It refers to a mic’s diaphragm response to different sound wave transients. When you hit a drum, there will be a fast peak in the amplitude of a sound called a transient. So, it’s how fast/slow a mic responds to a transient.
Higher transient response means the mic is susceptible to Beyerdynamic MC 930 and Neumann KM 184 and vice versa. This is important, especially if you are recording instruments such as a piano because you must be precise with those response rates during different tunes.
It’s a measurement of a mic’s efficiency in terms of its performance as a transducer. It tells you how well a mic can convert acoustic energy into electrical energy.
So, when sensitivity is high, a mic’s transient response will be high, too, and this is mostly with large diaphragms, as in the case of Audix SCX25A-PS. Sensitivity is more directed toward the output voltage or audio signal strength that a mic can produce in relation to the sound pressure level.
Yes, you can achieve that with just a single microphone. But you will need a decent condenser cardioid or super-cardioid mic for that and have to put it on one side of a grand piano or right under the lid. The best way to find the best sound is to use your ears before you start working on your project.
You can record your piano with a microphone if you place the mic just outside your musical instrument. You can find that sweet spot by walking into the room as the pianist plays. And to prevent an over room sound, place the mic closer to the piano and use a cardioid or super-cardioid mic.
The best piano microphone today on the market and our Editor’s Choice is the Beyerdynamic MC 930. It is a complete package for you suitable for recording your instrument with the best possible results, thanks to its premium quality components and superior construction.
The first runner-up in our list of best microphones for home recording is the Neumann KM 184, which is more versatile and allows you to capture vocals and instruments. This mic comes with an excellent signal-to-noise ratio as well as self-noise.

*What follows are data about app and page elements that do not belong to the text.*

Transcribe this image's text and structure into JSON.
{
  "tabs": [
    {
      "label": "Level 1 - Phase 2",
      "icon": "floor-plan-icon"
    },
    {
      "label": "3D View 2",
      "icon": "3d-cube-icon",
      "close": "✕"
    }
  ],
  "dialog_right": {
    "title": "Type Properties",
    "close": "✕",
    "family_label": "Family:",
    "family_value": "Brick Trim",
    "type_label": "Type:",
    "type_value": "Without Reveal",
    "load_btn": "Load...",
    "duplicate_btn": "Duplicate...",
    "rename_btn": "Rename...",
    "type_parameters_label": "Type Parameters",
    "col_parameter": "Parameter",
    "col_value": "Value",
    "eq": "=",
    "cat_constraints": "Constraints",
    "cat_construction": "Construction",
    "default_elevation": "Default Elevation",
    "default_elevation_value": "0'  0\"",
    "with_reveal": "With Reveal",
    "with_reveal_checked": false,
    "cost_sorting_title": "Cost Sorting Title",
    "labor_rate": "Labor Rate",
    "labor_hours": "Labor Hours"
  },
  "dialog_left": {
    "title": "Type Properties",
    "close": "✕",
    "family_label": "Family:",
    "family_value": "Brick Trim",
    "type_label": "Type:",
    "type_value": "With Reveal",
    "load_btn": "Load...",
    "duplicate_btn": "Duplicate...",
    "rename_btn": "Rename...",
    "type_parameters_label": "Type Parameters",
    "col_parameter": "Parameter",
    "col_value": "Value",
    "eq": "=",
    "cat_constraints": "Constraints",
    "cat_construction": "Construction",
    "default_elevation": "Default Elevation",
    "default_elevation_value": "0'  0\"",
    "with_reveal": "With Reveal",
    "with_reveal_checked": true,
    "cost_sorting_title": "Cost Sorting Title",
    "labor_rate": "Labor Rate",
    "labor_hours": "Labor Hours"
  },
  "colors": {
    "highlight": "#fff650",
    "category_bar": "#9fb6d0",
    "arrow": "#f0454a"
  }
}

Our second runner-up is Shure KSM 141, and it comes with a wide range of features that you can access for a pretty decent price. It handles different sound pressure levels pretty well and comes in Omni and cardioid polar patterns. So, it’s highly versatile, too, which makes it a good option to be the best piano microphone that money can buy.